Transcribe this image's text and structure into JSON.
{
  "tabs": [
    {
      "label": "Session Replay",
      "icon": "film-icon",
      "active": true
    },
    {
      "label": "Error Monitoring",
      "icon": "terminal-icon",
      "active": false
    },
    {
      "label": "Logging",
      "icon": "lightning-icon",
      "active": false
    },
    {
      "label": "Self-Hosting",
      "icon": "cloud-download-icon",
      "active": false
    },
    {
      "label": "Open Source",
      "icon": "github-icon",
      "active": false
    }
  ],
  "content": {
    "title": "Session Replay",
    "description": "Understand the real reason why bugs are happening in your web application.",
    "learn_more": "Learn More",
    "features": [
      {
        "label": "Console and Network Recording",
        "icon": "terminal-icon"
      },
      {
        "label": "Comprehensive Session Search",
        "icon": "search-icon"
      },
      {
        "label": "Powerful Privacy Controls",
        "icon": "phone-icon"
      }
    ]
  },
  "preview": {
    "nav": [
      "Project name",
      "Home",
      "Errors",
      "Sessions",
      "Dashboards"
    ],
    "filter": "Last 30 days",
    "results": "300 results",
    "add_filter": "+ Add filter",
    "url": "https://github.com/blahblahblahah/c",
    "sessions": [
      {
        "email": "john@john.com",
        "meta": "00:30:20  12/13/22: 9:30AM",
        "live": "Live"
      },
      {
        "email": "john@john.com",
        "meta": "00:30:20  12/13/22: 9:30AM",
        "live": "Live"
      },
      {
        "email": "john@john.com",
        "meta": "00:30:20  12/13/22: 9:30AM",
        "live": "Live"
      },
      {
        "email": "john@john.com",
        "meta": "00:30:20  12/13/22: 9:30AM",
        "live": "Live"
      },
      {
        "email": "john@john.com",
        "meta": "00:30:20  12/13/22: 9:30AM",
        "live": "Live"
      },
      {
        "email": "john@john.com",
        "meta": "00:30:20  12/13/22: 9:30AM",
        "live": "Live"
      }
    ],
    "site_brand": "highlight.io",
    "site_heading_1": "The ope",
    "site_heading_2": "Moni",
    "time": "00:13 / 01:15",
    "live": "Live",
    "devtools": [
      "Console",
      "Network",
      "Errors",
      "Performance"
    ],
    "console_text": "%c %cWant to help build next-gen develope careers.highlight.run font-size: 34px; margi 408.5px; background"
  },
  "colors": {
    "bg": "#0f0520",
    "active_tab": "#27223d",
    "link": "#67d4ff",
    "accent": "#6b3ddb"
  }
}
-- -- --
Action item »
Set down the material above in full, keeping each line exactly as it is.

Answer to the problem »
Transcribe this image's text and structure into JSON.
{
  "tabs": [
    {
      "label": "Session Replay",
      "icon": "film-icon",
      "active": true
    },
    {
      "label": "Error Monitoring",
      "icon": "terminal-icon",
      "active": false
    },
    {
      "label": "Logging",
      "icon": "lightning-icon",
      "active": false
    },
    {
      "label": "Self-Hosting",
      "icon": "cloud-download-icon",
      "active": false
    },
    {
      "label": "Open Source",
      "icon": "github-icon",
      "active": false
    }
  ],
  "content": {
    "title": "Session Replay",
    "description": "Understand the real reason why bugs are happening in your web application.",
    "learn_more": "Learn More",
    "features": [
      {
        "label": "Console and Network Recording",
        "icon": "terminal-icon"
      },
      {
        "label": "Comprehensive Session Search",
        "icon": "search-icon"
      },
      {
        "label": "Powerful Privacy Controls",
        "icon": "phone-icon"
      }
    ]
  },
  "preview": {
    "nav": [
      "Project name",
      "Home",
      "Errors",
      "Sessions",
      "Dashboards"
    ],
    "filter": "Last 30 days",
    "results": "300 results",
    "add_filter": "+ Add filter",
    "url": "https://github.com/blahblahblahah/c",
    "sessions": [
      {
        "email": "john@john.com",
        "meta": "00:30:20  12/13/22: 9:30AM",
        "live": "Live"
      },
      {
        "email": "john@john.com",
        "meta": "00:30:20  12/13/22: 9:30AM",
        "live": "Live"
      },
      {
        "email": "john@john.com",
        "meta": "00:30:20  12/13/22: 9:30AM",
        "live": "Live"
      },
      {
        "email": "john@john.com",
        "meta": "00:30:20  12/13/22: 9:30AM",
        "live": "Live"
      },
      {
        "email": "john@john.com",
        "meta": "00:30:20  12/13/22: 9:30AM",
        "live": "Live"
      },
      {
        "email": "john@john.com",
        "meta": "00:30:20  12/13/22: 9:30AM",
        "live": "Live"
      }
    ],
    "site_brand": "highlight.io",
    "site_heading_1": "The ope",
    "site_heading_2": "Moni",
    "time": "00:13 / 01:15",
    "live": "Live",
    "devtools": [
      "Console",
      "Network",
      "Errors",
      "Performance"
    ],
    "console_text": "%c %cWant to help build next-gen develope careers.highlight.run font-size: 34px; margi 408.5px; background"
  },
  "colors": {
    "bg": "#0f0520",
    "active_tab": "#27223d",
    "link": "#67d4ff",
    "accent": "#6b3ddb"
  }
}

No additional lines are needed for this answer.